Andreas Franke <afranke@...> writes:
> Suppose you have the following three files:
> touch /tmp/tmp.foo
> touch /tmp/tmp.bar.bar
> touch /tmp/tmpbaz
> How can I find the same files as
> ls /tmp/tmp*
> On pretty much every lisp except SBCL,
> (directory "/tmp/tmp*")
> returns all three of the above files, but SBCL only finds
> "/tmp/tmpbaz". (Tested on SBCL 1.0.7 on Linux.) Is this a feature
> or a bug?
It doesn't sound like a bug to me. What you need to understand is that
unlike Unix filenames CL pathnames are structured data. SBCL maps your
test cases (+ an additional relevant one) as follows:
1. tmp.foo -> :name "tmp" :type "foo"
2. tmp.bar.baz -> :name "tmp.bar" :type "baz"
3. tmpbaz -> :name "tmpbaz" :type nil
4. tmpbah. -> :name "tmpbaz" :type ""

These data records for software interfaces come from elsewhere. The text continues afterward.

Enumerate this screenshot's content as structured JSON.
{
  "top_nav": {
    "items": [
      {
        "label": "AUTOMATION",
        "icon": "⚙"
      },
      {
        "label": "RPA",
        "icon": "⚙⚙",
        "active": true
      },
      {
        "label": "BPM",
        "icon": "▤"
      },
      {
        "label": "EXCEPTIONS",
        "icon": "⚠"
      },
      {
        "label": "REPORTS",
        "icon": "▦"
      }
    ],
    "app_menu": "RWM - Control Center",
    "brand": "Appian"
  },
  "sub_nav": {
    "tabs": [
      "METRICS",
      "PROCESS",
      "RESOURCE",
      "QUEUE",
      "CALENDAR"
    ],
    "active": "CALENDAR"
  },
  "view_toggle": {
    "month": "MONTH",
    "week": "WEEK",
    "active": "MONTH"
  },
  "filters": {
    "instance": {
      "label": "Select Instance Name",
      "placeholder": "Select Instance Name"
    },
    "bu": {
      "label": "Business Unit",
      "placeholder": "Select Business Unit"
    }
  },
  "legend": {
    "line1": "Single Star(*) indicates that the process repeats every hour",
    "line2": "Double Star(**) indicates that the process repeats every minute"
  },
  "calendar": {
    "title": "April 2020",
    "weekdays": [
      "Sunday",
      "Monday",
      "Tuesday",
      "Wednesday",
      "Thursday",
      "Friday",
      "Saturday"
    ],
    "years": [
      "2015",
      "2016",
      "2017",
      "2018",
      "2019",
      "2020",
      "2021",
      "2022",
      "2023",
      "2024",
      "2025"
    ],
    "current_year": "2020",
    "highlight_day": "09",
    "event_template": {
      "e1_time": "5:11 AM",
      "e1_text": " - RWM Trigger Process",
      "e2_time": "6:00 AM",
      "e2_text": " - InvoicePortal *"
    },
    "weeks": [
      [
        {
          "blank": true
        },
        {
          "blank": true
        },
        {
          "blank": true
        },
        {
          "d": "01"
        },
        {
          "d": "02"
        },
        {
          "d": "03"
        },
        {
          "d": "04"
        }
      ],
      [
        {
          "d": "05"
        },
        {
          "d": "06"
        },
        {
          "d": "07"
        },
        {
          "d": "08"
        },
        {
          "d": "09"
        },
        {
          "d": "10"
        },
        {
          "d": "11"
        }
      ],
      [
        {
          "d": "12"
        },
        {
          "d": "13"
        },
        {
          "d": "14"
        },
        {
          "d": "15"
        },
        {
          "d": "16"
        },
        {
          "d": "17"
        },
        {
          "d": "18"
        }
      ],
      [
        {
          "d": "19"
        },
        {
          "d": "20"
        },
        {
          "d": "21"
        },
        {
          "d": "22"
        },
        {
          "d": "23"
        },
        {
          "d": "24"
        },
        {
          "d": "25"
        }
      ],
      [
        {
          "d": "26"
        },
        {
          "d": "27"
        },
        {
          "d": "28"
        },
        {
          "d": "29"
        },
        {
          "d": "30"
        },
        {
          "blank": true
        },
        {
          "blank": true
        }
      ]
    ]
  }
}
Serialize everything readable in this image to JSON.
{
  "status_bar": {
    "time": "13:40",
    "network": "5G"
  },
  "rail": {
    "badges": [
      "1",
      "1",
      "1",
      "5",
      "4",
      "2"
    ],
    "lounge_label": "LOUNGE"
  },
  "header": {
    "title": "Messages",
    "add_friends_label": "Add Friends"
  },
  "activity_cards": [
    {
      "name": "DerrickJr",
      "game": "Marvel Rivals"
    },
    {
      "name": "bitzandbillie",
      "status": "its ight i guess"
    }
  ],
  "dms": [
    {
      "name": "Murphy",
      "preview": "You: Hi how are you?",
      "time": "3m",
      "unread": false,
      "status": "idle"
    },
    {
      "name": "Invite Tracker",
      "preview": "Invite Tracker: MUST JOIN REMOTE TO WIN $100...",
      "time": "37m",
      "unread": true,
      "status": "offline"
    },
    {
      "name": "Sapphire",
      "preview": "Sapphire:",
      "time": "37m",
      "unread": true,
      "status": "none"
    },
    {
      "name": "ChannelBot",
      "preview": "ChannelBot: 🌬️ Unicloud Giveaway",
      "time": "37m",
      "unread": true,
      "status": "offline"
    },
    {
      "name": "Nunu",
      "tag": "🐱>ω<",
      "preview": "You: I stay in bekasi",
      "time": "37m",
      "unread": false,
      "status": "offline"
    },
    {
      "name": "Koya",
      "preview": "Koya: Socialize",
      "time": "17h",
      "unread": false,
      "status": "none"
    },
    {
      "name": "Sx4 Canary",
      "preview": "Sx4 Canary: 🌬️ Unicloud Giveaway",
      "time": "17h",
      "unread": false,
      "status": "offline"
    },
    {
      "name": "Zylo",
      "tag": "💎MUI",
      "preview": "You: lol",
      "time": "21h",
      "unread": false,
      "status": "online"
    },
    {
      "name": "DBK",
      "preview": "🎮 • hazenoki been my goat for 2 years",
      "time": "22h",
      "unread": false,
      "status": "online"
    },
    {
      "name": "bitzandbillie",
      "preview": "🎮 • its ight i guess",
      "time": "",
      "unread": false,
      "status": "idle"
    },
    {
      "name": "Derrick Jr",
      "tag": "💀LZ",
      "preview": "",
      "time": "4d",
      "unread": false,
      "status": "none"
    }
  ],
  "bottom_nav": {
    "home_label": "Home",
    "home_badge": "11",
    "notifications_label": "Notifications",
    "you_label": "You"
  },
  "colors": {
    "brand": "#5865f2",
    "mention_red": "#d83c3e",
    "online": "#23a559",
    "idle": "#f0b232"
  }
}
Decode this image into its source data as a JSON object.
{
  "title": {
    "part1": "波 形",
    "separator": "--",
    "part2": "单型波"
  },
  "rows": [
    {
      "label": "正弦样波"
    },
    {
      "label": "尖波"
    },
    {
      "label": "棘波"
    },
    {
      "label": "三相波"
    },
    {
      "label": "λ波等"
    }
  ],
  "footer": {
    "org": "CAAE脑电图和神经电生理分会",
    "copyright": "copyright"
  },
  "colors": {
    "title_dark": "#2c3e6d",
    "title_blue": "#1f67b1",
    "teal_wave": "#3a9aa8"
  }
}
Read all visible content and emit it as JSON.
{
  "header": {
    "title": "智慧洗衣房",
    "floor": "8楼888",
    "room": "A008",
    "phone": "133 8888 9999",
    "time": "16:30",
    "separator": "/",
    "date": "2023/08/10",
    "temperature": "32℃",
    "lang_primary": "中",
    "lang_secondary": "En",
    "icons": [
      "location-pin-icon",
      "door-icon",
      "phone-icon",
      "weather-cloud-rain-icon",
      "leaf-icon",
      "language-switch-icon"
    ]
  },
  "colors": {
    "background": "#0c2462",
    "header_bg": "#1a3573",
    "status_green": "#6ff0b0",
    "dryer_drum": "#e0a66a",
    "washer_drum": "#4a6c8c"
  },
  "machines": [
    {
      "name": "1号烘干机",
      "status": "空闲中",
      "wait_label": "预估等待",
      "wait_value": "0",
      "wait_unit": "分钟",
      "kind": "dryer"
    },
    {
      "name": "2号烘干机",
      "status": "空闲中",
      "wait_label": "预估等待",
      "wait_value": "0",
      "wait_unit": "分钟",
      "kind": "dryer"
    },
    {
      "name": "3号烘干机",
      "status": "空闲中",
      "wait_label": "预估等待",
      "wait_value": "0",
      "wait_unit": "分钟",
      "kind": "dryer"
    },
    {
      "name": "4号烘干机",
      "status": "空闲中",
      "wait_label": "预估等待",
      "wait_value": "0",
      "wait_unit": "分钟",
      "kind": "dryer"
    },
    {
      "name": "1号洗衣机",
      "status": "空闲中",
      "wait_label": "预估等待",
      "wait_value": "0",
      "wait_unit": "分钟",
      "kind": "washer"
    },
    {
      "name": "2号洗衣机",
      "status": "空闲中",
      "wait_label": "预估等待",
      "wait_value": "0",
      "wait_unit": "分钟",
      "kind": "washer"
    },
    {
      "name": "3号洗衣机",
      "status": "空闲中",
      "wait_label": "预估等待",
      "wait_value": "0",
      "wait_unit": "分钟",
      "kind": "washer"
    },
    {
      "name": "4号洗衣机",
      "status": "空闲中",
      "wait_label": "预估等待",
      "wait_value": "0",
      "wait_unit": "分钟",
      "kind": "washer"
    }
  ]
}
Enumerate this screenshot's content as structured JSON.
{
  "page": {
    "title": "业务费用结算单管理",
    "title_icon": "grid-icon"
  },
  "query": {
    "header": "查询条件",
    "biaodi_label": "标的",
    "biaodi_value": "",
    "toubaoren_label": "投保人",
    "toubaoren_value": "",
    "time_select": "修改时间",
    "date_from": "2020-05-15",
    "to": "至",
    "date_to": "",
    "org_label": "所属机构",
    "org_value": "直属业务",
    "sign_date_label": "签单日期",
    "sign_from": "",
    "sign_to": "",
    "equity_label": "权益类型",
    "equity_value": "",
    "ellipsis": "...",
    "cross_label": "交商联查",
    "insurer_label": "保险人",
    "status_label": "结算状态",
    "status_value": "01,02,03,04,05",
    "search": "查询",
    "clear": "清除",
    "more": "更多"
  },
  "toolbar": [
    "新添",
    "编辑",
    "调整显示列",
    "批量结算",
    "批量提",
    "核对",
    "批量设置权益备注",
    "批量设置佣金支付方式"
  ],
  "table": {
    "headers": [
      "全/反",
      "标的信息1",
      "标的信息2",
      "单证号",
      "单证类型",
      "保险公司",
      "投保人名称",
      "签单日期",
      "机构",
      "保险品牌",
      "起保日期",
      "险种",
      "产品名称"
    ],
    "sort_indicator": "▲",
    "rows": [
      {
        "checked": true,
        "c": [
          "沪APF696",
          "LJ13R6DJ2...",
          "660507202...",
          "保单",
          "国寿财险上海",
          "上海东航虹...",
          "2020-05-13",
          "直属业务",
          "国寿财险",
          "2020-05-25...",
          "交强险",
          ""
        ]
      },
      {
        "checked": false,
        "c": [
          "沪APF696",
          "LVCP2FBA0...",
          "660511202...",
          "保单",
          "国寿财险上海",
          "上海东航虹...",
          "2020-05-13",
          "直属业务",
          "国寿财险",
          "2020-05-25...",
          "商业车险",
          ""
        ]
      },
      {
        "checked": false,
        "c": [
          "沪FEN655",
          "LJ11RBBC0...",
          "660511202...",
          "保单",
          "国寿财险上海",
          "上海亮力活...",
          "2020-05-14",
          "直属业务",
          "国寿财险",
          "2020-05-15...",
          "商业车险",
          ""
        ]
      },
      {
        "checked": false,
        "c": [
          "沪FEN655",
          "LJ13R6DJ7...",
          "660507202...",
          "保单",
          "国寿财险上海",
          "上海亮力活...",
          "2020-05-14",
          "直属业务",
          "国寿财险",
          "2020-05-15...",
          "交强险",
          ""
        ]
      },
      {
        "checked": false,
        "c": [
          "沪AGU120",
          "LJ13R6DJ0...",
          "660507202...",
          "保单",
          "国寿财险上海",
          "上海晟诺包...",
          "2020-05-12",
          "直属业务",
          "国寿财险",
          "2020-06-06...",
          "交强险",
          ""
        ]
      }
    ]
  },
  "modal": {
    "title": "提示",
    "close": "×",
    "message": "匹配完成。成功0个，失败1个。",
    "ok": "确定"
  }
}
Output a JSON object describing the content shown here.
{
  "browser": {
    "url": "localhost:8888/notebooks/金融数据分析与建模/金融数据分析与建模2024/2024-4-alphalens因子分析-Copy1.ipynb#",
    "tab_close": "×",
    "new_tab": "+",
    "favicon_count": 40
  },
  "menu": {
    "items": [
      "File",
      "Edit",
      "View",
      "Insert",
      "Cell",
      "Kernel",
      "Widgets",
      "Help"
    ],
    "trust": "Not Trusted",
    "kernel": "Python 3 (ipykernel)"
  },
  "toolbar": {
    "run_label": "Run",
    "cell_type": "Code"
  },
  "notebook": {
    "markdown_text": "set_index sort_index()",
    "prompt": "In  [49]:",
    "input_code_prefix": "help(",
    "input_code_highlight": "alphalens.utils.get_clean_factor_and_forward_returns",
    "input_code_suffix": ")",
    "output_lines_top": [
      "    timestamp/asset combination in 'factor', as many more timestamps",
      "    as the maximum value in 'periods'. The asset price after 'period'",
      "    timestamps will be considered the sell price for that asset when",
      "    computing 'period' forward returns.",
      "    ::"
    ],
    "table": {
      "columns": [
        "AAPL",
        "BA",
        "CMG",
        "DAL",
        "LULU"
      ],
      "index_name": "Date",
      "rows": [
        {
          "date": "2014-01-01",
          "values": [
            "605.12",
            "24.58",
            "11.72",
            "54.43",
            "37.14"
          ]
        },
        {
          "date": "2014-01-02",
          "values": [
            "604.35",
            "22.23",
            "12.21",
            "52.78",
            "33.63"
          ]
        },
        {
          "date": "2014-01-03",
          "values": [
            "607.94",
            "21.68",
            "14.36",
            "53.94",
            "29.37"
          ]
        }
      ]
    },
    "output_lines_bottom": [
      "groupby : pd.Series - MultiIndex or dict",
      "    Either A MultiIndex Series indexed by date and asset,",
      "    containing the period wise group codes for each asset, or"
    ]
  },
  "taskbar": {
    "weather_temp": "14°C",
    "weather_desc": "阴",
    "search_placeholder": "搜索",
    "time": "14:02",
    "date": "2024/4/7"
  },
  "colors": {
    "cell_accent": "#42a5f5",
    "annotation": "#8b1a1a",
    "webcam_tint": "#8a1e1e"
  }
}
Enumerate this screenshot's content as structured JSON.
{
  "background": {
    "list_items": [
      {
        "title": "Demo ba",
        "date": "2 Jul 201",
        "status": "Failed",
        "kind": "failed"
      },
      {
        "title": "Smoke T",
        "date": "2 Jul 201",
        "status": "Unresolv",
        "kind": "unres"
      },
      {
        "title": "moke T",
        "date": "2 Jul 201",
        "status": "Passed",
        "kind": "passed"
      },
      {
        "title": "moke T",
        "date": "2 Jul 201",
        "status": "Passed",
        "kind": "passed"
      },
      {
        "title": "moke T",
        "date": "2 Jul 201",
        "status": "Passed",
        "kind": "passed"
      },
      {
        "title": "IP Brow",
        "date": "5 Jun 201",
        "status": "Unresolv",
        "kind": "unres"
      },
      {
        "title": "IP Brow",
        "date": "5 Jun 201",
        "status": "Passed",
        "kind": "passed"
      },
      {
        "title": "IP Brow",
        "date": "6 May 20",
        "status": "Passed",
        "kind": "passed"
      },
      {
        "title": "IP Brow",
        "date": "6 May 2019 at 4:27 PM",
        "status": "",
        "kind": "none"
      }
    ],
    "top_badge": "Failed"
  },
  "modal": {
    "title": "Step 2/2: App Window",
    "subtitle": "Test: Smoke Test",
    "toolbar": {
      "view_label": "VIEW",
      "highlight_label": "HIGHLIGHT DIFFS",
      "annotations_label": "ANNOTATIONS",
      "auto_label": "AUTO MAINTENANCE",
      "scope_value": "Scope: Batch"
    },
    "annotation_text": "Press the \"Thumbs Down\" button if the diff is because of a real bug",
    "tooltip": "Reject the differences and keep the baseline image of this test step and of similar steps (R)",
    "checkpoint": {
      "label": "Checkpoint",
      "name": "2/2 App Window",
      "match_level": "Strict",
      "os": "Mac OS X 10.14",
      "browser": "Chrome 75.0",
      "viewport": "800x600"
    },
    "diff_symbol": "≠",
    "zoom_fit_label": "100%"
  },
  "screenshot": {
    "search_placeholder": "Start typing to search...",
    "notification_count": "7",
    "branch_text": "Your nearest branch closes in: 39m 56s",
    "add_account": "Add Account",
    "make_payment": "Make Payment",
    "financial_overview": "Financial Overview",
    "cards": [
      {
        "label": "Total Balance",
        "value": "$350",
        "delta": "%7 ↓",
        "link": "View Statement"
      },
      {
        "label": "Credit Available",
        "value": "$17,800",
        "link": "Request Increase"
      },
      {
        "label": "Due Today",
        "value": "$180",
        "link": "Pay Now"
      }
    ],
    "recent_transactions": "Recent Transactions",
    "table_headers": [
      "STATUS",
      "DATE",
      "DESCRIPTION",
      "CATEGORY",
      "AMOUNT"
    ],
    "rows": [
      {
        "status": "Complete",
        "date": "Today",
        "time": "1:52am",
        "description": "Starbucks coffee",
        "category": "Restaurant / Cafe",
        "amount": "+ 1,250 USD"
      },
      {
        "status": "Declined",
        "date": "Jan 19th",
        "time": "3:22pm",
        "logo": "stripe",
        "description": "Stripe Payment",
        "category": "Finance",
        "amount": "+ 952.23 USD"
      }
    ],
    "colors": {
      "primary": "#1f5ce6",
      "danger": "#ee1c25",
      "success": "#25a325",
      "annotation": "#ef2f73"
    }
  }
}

Now, DIRECTORY is supposed to return the existing files whose
pathnames match the pathname deisgnator given as argument. The
relevant cases are:
A. *.* -> :name :wild :type :wild
B. * -> :name :wild :type nil
C. *. -> :name :wild :type ""
It seems obvious to me that given those structured representations,
pathname A should match all cases 1-4, B should match only pathname 3,
and C should match only pathname 4. Of course the standard doesn't
specify what matching actually means, so I'm sure that you could come
up with elaborate and spec-compliant ideas like treating a nil type as
a wild type iff the name is also wild, or something. But doing that
just to cover up one mismatch between the unix model (filenames are a
bunch of octets) and the CL model doesn't sound like a good idea.
Also note that on most Lisps it's actually impossible to find the same
files as "ls /tmp/foo*", since DIRECTORY must do truename
canonicalization, which is generally considered to imply symlink
resolution. If you really want Unix filesystem semantics, you need to
call the appropriate posix routines with FFI.